Muir also bridges the gap between Moonbase Alpha's science officers by having Maya move into Professor Bergman's quarters. There she learns about Victor and the humans she now lives with by reading his journals. This is a great way to contrast these two characters and give each of them more character time.

Unlike most of the novels of the past, this one is not all about the big picture and doesn't explain or fix lots of things. It is a logical continuation that also gives us more insight into the world of Psychon and gives us Maya's first mission with the Alphans.

The story settles down into a more familiar reconnaissance format as Maya joins a landing party to investigate a world covered with water in hopes of finding a home for the Alphans. Something is down on the planet and it wants the Alphans. Maya must use her local knowledge of the planet and her own to save them all.

Frankly I was more interested in the first part of the story as Maya adapts to Alpha, being rejected at first and trying too hard to fit in. The second half of the book is your standard fair that works well with character development although Tony falling in love with Maya so quickly was a let down of sorts. I like how he is suspicious and virtually hateful toward her at first be gets to know her slowly. By the time the story is over its as if she is one of the Alphans which makes sense in context with the rest of the series.

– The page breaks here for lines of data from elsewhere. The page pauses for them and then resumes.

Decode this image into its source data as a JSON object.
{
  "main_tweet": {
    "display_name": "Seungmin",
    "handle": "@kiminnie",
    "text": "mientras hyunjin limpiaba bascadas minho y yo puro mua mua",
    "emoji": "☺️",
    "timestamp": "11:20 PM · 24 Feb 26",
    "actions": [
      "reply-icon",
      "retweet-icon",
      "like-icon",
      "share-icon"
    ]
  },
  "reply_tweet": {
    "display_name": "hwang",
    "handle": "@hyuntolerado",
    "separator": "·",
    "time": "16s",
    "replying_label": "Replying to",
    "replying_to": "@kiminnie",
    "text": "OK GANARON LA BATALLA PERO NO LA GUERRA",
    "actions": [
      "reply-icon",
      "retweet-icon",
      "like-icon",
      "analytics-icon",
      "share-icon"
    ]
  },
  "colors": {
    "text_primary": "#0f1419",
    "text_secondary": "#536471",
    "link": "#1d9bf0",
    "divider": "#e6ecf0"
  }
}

Other characters are handled well, including Sue Crawford (Jackie Crawford's mother). Safe to say that Space: 1999 has been ruthless toward the Crawfords since day one. Jack Crawford is killed off screen and mentioned in the episode “The Alpha Child”. Sue gives birth to Jackie who are then both taken over by aliens. All is well by episode's end but the Powys Media book series has no mercy with them, a mistake in my mind. Still, it is good to see her character and others fleshed out a bit.

I think this is my favorite novel to date from this series by Powys Media. The novel doesn't do too much and stays honest to the series while really fitting in nicely to existing stories.



1 comment:

  1. John Kenneth Muir has written a novel that is the best yet to be filmed episode of the series.